● Task objective: A word-for-word copy of the entries below is required.

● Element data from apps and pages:
--------------------------------------------------
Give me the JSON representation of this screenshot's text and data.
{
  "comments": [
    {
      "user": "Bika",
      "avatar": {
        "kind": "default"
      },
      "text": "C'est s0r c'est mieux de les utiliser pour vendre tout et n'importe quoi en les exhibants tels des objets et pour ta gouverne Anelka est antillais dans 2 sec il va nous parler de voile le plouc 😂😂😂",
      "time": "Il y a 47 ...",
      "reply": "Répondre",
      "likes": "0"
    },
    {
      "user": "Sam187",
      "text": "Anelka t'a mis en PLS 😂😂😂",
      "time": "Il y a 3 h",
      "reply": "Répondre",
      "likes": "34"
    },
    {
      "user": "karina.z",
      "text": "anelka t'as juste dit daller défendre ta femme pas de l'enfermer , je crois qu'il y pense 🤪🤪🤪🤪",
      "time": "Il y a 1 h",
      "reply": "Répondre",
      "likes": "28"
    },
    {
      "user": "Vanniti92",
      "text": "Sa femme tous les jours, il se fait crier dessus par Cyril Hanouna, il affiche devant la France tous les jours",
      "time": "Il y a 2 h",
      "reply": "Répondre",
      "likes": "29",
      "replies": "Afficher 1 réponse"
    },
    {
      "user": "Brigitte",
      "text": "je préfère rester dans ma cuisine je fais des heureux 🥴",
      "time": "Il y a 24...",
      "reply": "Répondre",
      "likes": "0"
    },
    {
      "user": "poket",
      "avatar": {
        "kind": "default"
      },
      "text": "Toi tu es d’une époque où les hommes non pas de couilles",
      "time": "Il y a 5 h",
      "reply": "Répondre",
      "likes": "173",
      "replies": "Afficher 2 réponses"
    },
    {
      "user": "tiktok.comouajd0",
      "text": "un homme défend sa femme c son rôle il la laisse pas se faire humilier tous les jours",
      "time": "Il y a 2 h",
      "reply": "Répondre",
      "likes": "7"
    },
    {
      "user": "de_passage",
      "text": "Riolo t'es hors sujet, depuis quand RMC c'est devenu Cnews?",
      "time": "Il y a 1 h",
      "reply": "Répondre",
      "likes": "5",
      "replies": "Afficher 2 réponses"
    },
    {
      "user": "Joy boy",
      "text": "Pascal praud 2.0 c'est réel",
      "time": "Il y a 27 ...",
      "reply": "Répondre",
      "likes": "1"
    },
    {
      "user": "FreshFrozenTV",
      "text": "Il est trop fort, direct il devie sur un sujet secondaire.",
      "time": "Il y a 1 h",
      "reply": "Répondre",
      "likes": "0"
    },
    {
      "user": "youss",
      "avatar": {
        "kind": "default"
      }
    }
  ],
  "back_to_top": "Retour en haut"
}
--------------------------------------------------
● Task output:
Give me the JSON representation of this screenshot's text and data.
{
  "comments": [
    {
      "user": "Bika",
      "avatar": {
        "kind": "default"
      },
      "text": "C'est s0r c'est mieux de les utiliser pour vendre tout et n'importe quoi en les exhibants tels des objets et pour ta gouverne Anelka est antillais dans 2 sec il va nous parler de voile le plouc 😂😂😂",
      "time": "Il y a 47 ...",
      "reply": "Répondre",
      "likes": "0"
    },
    {
      "user": "Sam187",
      "text": "Anelka t'a mis en PLS 😂😂😂",
      "time": "Il y a 3 h",
      "reply": "Répondre",
      "likes": "34"
    },
    {
      "user": "karina.z",
      "text": "anelka t'as juste dit daller défendre ta femme pas de l'enfermer , je crois qu'il y pense 🤪🤪🤪🤪",
      "time": "Il y a 1 h",
      "reply": "Répondre",
      "likes": "28"
    },
    {
      "user": "Vanniti92",
      "text": "Sa femme tous les jours, il se fait crier dessus par Cyril Hanouna, il affiche devant la France tous les jours",
      "time": "Il y a 2 h",
      "reply": "Répondre",
      "likes": "29",
      "replies": "Afficher 1 réponse"
    },
    {
      "user": "Brigitte",
      "text": "je préfère rester dans ma cuisine je fais des heureux 🥴",
      "time": "Il y a 24...",
      "reply": "Répondre",
      "likes": "0"
    },
    {
      "user": "poket",
      "avatar": {
        "kind": "default"
      },
      "text": "Toi tu es d’une époque où les hommes non pas de couilles",
      "time": "Il y a 5 h",
      "reply": "Répondre",
      "likes": "173",
      "replies": "Afficher 2 réponses"
    },
    {
      "user": "tiktok.comouajd0",
      "text": "un homme défend sa femme c son rôle il la laisse pas se faire humilier tous les jours",
      "time": "Il y a 2 h",
      "reply": "Répondre",
      "likes": "7"
    },
    {
      "user": "de_passage",
      "text": "Riolo t'es hors sujet, depuis quand RMC c'est devenu Cnews?",
      "time": "Il y a 1 h",
      "reply": "Répondre",
      "likes": "5",
      "replies": "Afficher 2 réponses"
    },
    {
      "user": "Joy boy",
      "text": "Pascal praud 2.0 c'est réel",
      "time": "Il y a 27 ...",
      "reply": "Répondre",
      "likes": "1"
    },
    {
      "user": "FreshFrozenTV",
      "text": "Il est trop fort, direct il devie sur un sujet secondaire.",
      "time": "Il y a 1 h",
      "reply": "Répondre",
      "likes": "0"
    },
    {
      "user": "youss",
      "avatar": {
        "kind": "default"
      }
    }
  ],
  "back_to_top": "Retour en haut"
}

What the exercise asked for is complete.